Go line by line through the data and copy those with the word "Joystick".

> Excerpted data
——

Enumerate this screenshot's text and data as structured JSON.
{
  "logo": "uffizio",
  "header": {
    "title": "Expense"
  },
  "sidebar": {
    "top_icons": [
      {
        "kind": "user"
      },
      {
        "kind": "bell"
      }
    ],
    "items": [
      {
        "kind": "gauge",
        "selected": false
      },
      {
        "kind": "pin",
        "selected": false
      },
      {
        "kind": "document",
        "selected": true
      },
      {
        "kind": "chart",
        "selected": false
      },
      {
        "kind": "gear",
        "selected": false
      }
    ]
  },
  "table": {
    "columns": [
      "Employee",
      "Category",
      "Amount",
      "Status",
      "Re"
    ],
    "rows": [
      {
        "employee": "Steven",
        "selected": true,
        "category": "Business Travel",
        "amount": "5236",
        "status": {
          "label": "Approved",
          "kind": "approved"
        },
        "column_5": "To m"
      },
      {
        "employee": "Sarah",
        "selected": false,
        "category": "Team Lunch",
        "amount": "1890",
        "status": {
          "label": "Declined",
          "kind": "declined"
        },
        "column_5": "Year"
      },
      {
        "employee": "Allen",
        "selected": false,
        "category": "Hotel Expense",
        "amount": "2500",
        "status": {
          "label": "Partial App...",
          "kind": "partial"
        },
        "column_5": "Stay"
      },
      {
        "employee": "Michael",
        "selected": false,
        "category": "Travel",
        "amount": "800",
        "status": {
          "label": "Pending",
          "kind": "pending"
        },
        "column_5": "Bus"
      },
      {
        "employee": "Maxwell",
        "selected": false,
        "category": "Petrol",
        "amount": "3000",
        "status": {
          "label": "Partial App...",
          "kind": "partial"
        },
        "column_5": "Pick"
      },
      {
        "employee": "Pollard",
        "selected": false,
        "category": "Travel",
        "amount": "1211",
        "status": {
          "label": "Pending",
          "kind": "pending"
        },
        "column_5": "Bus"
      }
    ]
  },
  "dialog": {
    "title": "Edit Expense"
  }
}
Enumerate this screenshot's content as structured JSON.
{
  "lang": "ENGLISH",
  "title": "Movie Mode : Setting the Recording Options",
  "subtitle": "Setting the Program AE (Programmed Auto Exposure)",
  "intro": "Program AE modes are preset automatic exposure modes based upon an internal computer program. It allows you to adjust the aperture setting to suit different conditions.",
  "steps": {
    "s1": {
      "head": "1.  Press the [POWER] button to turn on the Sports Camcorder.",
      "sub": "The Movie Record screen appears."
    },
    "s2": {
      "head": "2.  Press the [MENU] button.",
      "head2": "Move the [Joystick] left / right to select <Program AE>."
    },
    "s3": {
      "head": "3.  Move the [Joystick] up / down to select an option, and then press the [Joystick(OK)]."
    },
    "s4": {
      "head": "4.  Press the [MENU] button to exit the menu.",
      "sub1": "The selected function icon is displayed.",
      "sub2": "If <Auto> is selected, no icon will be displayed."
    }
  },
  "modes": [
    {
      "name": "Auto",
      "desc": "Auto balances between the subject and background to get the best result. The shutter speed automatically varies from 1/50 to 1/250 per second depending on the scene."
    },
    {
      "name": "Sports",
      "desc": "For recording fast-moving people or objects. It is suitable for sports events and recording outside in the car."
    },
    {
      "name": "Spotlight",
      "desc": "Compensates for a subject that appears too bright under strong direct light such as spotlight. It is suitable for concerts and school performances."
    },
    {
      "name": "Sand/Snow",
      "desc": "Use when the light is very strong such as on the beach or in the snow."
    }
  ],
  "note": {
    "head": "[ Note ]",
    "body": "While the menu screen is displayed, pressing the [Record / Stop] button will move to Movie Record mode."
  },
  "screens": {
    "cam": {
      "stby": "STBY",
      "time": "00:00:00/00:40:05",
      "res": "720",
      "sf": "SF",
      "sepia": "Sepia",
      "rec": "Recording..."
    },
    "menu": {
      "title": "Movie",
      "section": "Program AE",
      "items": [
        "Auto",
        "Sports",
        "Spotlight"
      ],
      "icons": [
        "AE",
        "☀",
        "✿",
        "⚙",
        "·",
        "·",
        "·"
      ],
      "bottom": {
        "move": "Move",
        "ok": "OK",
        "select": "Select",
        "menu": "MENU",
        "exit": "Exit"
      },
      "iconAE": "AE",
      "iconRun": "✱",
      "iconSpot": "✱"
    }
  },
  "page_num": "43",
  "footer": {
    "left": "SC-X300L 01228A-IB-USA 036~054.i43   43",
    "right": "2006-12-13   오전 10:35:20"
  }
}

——

> Result of the exercise
      "head2": "Move the [Joystick] left / right to select <Program AE>."
      "head": "3.  Move the [Joystick] up / down to select an option, and then press the [Joystick(OK)]."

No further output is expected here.